What to produce:
Find every line with the string "this" in the material below and copy it.

== == ==

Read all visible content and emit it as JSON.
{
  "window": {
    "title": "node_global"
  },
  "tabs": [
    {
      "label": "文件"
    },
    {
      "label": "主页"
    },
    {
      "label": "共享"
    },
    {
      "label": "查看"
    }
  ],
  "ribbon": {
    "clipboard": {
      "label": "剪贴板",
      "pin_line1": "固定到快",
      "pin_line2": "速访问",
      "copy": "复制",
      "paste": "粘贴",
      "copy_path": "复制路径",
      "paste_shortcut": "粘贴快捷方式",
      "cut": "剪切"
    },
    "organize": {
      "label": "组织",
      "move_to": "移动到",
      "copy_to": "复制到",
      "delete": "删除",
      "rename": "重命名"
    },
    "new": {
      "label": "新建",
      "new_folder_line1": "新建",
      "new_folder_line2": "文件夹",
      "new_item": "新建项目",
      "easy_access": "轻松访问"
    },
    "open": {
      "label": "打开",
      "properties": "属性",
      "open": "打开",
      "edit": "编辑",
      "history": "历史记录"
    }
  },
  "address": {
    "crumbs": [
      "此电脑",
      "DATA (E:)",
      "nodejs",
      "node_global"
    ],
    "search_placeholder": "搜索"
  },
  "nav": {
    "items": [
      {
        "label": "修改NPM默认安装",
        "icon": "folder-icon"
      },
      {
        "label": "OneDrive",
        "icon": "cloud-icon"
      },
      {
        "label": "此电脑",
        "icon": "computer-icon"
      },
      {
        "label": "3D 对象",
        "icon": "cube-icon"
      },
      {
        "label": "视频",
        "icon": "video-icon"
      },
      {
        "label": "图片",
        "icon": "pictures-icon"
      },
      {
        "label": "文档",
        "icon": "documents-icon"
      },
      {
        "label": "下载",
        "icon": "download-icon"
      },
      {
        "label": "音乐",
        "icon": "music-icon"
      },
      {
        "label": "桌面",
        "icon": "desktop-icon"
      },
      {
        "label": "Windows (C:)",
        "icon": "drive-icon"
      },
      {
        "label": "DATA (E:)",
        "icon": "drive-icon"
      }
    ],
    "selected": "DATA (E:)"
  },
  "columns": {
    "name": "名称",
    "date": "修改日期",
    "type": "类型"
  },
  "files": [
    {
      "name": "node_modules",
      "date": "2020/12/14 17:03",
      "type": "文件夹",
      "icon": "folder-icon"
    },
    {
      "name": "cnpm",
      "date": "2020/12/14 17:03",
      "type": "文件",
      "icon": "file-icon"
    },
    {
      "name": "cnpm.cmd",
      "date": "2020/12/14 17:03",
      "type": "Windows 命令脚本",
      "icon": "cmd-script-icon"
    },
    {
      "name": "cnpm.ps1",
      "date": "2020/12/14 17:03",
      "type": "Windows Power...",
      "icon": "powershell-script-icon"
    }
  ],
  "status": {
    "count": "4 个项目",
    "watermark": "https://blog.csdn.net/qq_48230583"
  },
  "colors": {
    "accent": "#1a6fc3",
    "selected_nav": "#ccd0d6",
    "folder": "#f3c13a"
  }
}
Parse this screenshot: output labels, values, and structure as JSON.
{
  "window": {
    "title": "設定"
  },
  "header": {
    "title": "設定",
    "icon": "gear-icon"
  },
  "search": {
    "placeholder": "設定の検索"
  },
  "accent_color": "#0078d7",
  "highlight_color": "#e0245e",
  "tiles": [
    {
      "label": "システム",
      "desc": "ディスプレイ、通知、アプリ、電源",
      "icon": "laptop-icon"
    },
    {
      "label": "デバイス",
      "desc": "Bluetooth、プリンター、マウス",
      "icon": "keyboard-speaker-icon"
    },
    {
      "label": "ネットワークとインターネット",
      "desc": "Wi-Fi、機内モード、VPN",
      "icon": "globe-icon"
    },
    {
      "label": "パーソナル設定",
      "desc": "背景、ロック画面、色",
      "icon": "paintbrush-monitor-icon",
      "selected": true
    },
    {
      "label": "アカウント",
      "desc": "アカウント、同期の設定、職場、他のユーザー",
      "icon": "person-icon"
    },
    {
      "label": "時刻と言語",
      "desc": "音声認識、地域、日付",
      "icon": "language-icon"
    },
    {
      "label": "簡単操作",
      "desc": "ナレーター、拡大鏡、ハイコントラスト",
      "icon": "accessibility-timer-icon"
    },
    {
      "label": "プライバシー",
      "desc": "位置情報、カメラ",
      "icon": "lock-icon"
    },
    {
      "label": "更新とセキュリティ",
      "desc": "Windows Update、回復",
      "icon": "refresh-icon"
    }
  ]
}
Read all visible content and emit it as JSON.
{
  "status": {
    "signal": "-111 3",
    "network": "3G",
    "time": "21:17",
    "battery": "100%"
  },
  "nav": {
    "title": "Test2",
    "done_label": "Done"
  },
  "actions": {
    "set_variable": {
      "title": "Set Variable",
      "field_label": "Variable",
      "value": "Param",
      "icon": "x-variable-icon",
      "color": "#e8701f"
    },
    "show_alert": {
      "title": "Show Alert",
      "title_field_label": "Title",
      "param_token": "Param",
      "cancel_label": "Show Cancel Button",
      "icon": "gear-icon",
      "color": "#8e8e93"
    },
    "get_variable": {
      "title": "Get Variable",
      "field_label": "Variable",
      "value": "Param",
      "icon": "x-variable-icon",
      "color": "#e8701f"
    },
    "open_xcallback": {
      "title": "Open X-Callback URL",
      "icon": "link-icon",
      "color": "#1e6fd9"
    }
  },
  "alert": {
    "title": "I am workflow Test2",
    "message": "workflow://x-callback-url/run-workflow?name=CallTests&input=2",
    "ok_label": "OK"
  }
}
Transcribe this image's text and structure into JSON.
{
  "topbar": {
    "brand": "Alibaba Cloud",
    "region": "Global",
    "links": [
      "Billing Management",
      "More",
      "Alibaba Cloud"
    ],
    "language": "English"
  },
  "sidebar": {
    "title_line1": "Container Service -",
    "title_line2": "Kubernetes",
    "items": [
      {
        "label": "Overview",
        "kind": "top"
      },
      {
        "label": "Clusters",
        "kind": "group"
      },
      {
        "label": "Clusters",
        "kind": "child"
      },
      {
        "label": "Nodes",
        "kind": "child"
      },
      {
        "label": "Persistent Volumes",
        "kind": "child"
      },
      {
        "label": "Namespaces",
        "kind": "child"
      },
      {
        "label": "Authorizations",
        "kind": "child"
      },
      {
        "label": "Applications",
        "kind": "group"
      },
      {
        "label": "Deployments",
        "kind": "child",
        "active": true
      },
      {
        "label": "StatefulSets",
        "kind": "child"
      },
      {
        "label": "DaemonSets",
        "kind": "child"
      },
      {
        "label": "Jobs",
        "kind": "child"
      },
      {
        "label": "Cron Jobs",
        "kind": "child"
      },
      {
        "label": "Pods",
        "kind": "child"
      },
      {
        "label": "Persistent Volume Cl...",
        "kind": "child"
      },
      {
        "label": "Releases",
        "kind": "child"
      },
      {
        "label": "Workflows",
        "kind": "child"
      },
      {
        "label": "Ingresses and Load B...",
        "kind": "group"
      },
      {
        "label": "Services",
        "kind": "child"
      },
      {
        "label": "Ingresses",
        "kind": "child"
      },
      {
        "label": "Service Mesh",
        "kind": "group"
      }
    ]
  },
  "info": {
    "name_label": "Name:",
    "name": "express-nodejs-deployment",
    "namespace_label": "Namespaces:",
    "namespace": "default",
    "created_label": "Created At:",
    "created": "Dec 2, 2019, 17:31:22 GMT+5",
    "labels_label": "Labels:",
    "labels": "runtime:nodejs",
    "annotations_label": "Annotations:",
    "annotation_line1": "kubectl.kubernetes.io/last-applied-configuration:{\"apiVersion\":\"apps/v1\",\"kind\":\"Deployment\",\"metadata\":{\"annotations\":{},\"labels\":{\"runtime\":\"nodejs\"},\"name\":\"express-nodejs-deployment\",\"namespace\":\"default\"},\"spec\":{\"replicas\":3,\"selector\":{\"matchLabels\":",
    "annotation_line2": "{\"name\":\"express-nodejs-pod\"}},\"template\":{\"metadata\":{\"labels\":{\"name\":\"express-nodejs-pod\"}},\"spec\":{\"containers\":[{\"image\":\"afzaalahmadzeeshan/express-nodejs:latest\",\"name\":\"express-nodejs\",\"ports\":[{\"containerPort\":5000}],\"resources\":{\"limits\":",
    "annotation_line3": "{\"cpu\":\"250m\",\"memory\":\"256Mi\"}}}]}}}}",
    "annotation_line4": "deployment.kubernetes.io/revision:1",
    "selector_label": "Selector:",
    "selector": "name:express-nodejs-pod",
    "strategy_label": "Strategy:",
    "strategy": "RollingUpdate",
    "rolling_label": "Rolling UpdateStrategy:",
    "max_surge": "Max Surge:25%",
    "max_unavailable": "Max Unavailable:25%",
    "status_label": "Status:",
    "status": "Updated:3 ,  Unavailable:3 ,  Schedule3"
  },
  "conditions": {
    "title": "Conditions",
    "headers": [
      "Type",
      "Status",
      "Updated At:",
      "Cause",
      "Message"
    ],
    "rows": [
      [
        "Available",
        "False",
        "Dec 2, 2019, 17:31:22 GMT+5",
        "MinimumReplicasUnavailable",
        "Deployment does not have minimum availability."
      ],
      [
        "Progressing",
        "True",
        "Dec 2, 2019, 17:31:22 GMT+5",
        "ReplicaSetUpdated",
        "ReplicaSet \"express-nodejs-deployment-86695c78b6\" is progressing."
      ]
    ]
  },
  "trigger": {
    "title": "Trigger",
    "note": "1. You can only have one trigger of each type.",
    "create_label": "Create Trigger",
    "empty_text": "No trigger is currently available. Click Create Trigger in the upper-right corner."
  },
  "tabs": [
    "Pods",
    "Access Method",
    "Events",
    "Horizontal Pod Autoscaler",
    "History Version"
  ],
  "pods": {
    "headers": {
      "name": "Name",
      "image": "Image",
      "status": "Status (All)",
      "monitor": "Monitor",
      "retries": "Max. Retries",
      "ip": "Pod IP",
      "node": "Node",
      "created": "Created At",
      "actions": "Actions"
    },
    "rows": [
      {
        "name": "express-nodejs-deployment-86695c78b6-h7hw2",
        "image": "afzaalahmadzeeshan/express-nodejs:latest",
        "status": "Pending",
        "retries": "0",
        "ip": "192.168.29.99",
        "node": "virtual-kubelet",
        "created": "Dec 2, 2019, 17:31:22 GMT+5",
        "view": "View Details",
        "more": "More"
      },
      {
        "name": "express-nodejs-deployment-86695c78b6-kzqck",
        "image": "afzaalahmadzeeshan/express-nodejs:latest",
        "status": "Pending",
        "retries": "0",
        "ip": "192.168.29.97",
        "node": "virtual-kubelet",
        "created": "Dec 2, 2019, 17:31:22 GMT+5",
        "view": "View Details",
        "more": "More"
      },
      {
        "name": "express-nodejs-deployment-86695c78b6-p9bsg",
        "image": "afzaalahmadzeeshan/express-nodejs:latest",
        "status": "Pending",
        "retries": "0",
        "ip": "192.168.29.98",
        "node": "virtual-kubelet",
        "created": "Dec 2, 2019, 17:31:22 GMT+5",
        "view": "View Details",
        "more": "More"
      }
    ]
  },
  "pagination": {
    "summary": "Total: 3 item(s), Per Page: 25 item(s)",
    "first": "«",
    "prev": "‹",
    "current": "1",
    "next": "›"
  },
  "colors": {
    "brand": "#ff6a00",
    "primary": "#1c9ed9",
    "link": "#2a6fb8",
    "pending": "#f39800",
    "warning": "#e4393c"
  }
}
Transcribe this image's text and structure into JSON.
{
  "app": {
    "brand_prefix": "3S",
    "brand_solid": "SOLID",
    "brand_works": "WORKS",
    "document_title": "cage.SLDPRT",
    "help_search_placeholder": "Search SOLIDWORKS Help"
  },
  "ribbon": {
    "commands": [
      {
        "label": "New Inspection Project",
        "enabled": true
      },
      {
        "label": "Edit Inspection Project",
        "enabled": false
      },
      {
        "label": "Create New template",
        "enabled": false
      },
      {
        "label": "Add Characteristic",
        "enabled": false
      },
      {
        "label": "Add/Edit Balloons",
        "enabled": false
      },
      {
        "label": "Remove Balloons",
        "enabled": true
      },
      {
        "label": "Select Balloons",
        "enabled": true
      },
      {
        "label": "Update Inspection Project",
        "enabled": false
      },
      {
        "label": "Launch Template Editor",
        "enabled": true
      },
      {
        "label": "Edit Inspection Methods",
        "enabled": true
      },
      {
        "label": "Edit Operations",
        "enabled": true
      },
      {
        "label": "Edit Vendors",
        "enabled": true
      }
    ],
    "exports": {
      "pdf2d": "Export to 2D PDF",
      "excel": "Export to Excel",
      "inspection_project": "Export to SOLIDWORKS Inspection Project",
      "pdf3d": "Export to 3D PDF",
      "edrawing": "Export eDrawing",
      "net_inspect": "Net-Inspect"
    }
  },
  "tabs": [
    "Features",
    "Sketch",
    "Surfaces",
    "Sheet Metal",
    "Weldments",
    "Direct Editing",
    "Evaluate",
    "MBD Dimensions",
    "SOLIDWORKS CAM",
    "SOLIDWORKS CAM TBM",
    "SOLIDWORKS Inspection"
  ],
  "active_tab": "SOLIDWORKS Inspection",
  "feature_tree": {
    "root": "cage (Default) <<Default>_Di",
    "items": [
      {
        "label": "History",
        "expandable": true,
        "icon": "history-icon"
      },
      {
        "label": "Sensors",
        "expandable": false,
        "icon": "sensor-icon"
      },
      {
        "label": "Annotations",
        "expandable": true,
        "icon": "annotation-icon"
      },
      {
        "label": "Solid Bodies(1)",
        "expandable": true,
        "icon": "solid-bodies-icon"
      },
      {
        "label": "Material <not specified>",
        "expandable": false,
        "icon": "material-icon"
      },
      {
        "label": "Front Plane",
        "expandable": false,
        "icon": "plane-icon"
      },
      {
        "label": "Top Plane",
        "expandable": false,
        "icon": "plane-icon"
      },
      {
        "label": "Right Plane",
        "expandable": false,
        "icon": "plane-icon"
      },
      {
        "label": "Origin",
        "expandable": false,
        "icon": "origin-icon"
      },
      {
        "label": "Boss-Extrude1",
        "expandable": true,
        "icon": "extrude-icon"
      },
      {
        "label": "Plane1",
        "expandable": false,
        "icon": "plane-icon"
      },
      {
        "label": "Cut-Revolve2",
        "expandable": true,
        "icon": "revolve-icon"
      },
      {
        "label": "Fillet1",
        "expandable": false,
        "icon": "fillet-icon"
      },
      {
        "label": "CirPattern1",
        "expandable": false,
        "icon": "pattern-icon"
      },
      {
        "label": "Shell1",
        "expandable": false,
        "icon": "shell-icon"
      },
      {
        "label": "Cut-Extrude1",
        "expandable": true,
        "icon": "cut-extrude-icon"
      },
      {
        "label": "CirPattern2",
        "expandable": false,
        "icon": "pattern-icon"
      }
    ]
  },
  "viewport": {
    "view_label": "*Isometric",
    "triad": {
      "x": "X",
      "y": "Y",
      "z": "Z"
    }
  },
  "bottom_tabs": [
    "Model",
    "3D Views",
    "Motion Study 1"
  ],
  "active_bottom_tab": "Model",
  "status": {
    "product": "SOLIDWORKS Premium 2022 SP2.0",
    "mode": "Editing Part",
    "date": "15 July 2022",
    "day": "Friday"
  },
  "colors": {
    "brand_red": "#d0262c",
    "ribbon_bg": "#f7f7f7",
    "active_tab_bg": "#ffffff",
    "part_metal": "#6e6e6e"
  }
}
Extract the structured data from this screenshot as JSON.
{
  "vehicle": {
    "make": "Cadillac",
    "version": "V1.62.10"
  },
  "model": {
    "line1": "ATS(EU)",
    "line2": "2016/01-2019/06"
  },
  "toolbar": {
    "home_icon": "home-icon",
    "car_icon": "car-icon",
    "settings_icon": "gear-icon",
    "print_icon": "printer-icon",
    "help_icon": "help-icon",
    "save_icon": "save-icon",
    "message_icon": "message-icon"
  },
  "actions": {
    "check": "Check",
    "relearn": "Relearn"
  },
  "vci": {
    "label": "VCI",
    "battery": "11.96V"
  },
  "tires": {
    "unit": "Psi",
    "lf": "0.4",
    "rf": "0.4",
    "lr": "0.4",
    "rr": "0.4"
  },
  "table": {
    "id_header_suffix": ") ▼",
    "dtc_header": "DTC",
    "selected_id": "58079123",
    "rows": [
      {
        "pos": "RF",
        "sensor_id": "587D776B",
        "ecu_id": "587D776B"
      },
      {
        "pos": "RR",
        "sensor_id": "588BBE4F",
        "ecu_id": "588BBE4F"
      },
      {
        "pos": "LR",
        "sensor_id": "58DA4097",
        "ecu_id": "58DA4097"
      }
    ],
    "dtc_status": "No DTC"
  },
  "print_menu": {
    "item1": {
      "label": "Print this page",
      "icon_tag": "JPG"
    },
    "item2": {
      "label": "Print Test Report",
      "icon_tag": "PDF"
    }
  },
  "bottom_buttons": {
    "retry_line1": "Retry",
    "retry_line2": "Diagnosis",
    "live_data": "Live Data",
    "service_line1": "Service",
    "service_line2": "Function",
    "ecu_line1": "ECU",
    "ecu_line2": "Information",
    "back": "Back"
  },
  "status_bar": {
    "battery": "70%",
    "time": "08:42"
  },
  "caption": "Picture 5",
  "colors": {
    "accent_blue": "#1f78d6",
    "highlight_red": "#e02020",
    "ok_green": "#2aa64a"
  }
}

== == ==

Reply to the task:
Parse this screenshot: output labels, values, and structure as JSON.
Transcribe this image's text and structure into JSON.
Transcribe this image's text and structure into JSON.
Extract the structured data from this screenshot as JSON.
      "label": "Print this page",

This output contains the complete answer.